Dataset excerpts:
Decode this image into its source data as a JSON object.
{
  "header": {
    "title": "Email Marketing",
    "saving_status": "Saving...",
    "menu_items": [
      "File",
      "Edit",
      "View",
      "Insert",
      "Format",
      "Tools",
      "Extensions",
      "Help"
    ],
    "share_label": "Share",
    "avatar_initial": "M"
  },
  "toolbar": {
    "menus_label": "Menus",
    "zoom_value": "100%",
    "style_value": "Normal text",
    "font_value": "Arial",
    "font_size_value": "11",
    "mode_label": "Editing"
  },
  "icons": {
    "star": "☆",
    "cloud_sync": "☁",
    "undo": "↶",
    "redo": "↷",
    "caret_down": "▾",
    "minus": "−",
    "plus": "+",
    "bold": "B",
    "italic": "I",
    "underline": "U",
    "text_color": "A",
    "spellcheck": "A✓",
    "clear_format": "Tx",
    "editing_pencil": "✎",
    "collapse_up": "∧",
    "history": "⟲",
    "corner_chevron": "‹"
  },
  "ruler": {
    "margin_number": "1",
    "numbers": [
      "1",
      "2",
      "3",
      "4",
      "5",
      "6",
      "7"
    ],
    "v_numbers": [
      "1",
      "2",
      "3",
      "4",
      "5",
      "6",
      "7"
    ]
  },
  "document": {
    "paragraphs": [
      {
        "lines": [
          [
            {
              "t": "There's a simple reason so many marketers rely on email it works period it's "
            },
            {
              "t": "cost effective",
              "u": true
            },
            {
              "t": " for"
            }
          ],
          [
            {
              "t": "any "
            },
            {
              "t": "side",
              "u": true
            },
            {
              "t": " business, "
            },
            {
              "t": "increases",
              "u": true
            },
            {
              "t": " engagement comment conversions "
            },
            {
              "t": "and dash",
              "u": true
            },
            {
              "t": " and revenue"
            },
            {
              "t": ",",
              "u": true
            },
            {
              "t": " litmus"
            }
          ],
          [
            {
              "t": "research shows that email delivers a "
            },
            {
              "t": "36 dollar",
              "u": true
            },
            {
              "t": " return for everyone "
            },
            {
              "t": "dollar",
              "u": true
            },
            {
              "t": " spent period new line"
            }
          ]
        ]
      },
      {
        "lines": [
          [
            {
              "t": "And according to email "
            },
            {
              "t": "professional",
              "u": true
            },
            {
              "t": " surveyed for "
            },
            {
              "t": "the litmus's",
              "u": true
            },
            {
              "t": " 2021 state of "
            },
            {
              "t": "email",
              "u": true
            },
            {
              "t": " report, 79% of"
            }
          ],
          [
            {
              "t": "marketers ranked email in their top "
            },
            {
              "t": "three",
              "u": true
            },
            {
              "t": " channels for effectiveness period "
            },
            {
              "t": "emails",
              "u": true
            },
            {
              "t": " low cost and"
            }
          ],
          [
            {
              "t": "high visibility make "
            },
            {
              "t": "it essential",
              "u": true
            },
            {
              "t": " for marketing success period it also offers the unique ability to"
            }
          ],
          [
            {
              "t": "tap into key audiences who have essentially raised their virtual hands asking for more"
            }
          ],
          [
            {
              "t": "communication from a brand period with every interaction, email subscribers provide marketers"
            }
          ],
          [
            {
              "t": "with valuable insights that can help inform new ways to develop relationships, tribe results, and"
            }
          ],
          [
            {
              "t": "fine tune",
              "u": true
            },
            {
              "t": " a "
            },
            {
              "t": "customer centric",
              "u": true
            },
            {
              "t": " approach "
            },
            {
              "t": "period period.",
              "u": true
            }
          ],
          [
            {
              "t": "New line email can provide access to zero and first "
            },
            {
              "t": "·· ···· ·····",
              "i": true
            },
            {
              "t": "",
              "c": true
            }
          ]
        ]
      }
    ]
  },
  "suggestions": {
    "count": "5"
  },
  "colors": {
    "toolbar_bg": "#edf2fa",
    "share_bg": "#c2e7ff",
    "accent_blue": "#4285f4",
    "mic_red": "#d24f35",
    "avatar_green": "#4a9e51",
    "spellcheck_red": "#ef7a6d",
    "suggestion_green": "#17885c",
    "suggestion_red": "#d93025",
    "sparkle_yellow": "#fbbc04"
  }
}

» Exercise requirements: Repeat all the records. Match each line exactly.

» Written response:
Decode this image into its source data as a JSON object.
{
  "header": {
    "title": "Email Marketing",
    "saving_status": "Saving...",
    "menu_items": [
      "File",
      "Edit",
      "View",
      "Insert",
      "Format",
      "Tools",
      "Extensions",
      "Help"
    ],
    "share_label": "Share",
    "avatar_initial": "M"
  },
  "toolbar": {
    "menus_label": "Menus",
    "zoom_value": "100%",
    "style_value": "Normal text",
    "font_value": "Arial",
    "font_size_value": "11",
    "mode_label": "Editing"
  },
  "icons": {
    "star": "☆",
    "cloud_sync": "☁",
    "undo": "↶",
    "redo": "↷",
    "caret_down": "▾",
    "minus": "−",
    "plus": "+",
    "bold": "B",
    "italic": "I",
    "underline": "U",
    "text_color": "A",
    "spellcheck": "A✓",
    "clear_format": "Tx",
    "editing_pencil": "✎",
    "collapse_up": "∧",
    "history": "⟲",
    "corner_chevron": "‹"
  },
  "ruler": {
    "margin_number": "1",
    "numbers": [
      "1",
      "2",
      "3",
      "4",
      "5",
      "6",
      "7"
    ],
    "v_numbers": [
      "1",
      "2",
      "3",
      "4",
      "5",
      "6",
      "7"
    ]
  },
  "document": {
    "paragraphs": [
      {
        "lines": [
          [
            {
              "t": "There's a simple reason so many marketers rely on email it works period it's "
            },
            {
              "t": "cost effective",
              "u": true
            },
            {
              "t": " for"
            }
          ],
          [
            {
              "t": "any "
            },
            {
              "t": "side",
              "u": true
            },
            {
              "t": " business, "
            },
            {
              "t": "increases",
              "u": true
            },
            {
              "t": " engagement comment conversions "
            },
            {
              "t": "and dash",
              "u": true
            },
            {
              "t": " and revenue"
            },
            {
              "t": ",",
              "u": true
            },
            {
              "t": " litmus"
            }
          ],
          [
            {
              "t": "research shows that email delivers a "
            },
            {
              "t": "36 dollar",
              "u": true
            },
            {
              "t": " return for everyone "
            },
            {
              "t": "dollar",
              "u": true
            },
            {
              "t": " spent period new line"
            }
          ]
        ]
      },
      {
        "lines": [
          [
            {
              "t": "And according to email "
            },
            {
              "t": "professional",
              "u": true
            },
            {
              "t": " surveyed for "
            },
            {
              "t": "the litmus's",
              "u": true
            },
            {
              "t": " 2021 state of "
            },
            {
              "t": "email",
              "u": true
            },
            {
              "t": " report, 79% of"
            }
          ],
          [
            {
              "t": "marketers ranked email in their top "
            },
            {
              "t": "three",
              "u": true
            },
            {
              "t": " channels for effectiveness period "
            },
            {
              "t": "emails",
              "u": true
            },
            {
              "t": " low cost and"
            }
          ],
          [
            {
              "t": "high visibility make "
            },
            {
              "t": "it essential",
              "u": true
            },
            {
              "t": " for marketing success period it also offers the unique ability to"
            }
          ],
          [
            {
              "t": "tap into key audiences who have essentially raised their virtual hands asking for more"
            }
          ],
          [
            {
              "t": "communication from a brand period with every interaction, email subscribers provide marketers"
            }
          ],
          [
            {
              "t": "with valuable insights that can help inform new ways to develop relationships, tribe results, and"
            }
          ],
          [
            {
              "t": "fine tune",
              "u": true
            },
            {
              "t": " a "
            },
            {
              "t": "customer centric",
              "u": true
            },
            {
              "t": " approach "
            },
            {
              "t": "period period.",
              "u": true
            }
          ],
          [
            {
              "t": "New line email can provide access to zero and first "
            },
            {
              "t": "·· ···· ·····",
              "i": true
            },
            {
              "t": "",
              "c": true
            }
          ]
        ]
      }
    ]
  },
  "suggestions": {
    "count": "5"
  },
  "colors": {
    "toolbar_bg": "#edf2fa",
    "share_bg": "#c2e7ff",
    "accent_blue": "#4285f4",
    "mic_red": "#d24f35",
    "avatar_green": "#4a9e51",
    "spellcheck_red": "#ef7a6d",
    "suggestion_green": "#17885c",
    "suggestion_red": "#d93025",
    "sparkle_yellow": "#fbbc04"
  }
}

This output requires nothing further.